1. The coach does not provide value to the client(s)
Getting results for your clients is the bottom line and acid test for you as a coach. Coaches must provide both business value to the sponsor client as well as personal value to the coachee client. The client should get in excess of at least 5 times the value they pay for as their return on investment. The results need to be quantifiable and measurable and baked into the coaching process.
Develop the business case together with the client upfront. There must be something at stake. Confirm and agree with the client what ‘value’ means to them and set clear outcomes and goals. If the coach cannot find a way to solve a pressing problem that the client is facing and provide them with that multiple in terms of ROI, they are not likely to be hired or retained in the long run. No one wants to go to the Doctor and get undressed unless they are in serious pain. Similarly, no one wants to go to a coach unless they have a serious challenge and think that they can help to resolve that challenge. Once you know the value you can bring, you can develop messages so that people think of you first when they have that need.
2. Coaches fail because they don’t know how to attract clients. Many coaches fear business development and others simply lack these skills.
Many coaches spend a lot of time trying to pitch their concepts to potential clients, while the clients have no interest in hearing them.
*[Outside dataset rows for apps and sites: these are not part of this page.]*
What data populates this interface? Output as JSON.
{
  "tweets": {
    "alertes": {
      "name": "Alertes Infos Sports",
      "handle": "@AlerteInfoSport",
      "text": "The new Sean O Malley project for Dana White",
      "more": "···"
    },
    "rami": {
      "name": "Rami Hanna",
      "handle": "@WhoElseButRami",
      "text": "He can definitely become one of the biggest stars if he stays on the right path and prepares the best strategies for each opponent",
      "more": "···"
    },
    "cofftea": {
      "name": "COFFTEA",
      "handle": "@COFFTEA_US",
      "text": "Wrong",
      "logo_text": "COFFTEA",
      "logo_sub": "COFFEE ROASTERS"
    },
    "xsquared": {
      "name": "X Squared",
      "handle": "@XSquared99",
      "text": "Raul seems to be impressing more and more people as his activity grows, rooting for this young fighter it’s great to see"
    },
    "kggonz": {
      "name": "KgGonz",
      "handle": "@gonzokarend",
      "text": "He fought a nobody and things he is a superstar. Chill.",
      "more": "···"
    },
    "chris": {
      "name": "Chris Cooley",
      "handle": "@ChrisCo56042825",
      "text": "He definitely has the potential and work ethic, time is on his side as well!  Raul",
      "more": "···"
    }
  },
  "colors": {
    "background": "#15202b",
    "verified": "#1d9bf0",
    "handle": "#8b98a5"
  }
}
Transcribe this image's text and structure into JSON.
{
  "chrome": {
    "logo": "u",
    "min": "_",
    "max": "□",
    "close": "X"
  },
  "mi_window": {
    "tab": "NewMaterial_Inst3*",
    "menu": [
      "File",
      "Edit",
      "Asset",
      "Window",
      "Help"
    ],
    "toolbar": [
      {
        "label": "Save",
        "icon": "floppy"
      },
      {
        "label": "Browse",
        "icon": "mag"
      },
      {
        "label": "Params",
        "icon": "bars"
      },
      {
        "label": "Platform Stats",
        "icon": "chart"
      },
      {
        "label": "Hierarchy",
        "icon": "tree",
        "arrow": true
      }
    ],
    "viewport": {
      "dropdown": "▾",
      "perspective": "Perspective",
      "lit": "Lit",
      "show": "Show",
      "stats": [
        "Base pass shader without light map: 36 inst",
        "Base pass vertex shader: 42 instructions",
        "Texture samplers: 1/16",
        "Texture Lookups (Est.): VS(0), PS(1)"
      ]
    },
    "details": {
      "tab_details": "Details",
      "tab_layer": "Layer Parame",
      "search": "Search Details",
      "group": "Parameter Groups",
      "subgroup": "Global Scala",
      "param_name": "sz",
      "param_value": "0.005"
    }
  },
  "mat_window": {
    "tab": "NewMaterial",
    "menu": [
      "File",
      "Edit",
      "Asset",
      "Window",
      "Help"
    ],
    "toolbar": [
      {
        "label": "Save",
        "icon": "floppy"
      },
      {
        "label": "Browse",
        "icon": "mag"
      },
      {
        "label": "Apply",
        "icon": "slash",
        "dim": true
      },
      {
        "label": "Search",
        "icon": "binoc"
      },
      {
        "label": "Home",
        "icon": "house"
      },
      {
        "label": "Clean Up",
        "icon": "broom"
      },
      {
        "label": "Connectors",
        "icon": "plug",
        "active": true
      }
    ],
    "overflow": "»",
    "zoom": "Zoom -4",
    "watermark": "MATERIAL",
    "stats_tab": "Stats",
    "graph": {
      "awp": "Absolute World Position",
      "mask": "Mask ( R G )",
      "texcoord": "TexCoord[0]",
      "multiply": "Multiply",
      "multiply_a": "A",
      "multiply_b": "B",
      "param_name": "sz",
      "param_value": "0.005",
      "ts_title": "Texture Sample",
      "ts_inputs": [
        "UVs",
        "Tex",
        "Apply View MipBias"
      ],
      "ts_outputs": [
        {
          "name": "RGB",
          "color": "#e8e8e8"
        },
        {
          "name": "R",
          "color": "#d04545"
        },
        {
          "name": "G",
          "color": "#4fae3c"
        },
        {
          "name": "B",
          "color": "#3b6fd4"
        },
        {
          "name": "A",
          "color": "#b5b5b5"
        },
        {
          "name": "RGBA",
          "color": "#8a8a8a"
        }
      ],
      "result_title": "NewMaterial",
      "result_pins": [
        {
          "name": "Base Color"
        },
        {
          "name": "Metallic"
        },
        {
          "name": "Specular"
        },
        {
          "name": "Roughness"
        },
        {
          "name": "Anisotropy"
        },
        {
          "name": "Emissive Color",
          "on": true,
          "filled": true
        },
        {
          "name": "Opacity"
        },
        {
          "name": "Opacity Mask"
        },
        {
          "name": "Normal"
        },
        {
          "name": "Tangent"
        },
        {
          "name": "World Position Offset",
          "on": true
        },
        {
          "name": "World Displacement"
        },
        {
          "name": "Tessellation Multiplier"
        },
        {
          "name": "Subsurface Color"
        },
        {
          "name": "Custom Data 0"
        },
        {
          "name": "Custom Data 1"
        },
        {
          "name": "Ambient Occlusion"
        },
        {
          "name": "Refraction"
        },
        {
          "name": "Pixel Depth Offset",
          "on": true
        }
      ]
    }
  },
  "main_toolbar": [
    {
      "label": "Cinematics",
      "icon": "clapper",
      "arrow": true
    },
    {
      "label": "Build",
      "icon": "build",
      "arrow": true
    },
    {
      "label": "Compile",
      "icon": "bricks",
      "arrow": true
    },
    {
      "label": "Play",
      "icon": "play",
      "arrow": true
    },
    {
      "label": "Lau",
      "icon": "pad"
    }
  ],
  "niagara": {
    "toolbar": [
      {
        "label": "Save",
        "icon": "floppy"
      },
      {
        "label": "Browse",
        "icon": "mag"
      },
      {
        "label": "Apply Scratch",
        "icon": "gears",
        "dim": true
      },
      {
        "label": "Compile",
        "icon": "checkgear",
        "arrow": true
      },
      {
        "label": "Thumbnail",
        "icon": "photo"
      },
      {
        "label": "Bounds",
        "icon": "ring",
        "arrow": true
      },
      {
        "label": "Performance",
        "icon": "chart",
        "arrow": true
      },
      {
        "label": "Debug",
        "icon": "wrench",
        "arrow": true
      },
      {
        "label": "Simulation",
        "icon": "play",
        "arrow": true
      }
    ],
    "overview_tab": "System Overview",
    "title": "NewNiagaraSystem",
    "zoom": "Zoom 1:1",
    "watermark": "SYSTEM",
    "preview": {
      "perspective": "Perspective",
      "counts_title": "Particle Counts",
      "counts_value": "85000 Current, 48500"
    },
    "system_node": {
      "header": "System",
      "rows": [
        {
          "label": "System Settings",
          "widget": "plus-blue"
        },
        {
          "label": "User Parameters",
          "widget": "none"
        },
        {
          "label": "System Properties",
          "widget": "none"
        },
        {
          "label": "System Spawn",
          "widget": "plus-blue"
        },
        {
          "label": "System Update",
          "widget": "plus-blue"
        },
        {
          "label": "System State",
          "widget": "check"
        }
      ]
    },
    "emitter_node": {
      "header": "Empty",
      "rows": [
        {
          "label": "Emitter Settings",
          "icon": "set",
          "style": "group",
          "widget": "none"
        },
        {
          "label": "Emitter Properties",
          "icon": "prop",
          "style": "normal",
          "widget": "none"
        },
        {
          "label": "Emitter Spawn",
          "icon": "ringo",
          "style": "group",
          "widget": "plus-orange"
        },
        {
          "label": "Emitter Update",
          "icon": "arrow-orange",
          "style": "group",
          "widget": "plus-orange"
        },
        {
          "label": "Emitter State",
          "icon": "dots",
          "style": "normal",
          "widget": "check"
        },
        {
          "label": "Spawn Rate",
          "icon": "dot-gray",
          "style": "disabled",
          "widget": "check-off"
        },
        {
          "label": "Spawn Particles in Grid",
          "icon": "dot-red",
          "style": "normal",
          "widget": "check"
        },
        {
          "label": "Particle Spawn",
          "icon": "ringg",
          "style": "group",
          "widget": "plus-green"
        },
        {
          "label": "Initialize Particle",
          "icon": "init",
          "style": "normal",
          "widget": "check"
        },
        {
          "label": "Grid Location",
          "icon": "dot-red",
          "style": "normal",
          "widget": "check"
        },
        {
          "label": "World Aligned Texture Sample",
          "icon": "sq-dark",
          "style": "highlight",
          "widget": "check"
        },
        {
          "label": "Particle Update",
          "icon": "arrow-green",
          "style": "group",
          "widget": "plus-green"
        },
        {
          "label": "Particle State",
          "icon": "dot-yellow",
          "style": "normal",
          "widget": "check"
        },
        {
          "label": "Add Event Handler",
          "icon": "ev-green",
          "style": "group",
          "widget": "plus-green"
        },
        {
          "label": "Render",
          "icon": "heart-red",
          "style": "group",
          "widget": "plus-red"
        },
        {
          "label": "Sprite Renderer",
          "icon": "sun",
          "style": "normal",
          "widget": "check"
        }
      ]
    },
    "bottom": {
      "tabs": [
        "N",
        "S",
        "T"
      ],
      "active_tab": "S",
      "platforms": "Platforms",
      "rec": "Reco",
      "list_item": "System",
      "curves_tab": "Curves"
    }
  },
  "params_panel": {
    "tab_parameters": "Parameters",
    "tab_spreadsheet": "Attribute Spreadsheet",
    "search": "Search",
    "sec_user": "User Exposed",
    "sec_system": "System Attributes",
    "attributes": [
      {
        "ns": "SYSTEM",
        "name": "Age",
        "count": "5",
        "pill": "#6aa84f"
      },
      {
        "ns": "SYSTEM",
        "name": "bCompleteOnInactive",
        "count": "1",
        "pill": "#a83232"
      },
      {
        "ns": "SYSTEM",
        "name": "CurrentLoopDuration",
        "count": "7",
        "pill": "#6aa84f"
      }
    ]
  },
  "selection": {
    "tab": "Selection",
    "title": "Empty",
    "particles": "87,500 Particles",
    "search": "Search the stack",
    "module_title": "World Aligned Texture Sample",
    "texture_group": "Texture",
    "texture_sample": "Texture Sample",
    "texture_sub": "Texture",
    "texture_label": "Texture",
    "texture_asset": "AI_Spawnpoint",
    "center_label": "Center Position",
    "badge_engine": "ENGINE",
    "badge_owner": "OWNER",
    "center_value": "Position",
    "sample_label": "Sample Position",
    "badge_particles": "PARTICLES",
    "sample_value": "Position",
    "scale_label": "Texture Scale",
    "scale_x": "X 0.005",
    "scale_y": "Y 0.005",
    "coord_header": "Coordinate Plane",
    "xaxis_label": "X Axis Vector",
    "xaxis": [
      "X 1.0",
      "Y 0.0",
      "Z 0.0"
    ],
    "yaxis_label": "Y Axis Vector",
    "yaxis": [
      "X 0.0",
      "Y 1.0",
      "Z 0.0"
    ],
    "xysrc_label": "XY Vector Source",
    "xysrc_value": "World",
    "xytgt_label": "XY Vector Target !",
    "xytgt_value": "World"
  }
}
I find talking to your prospects of their biggest pain-points and challenges to help them grow their business and moving forward is the most intuitive way to attract and keep clients.
Coaching as a profession is more recent development in the last 20 years or so. A coach needs to find his or her own niche and have substance as a coach through a combination of solid academic achievement, leadership experiences and work life results.
Address these two fundamental issues and you will be a successful coach.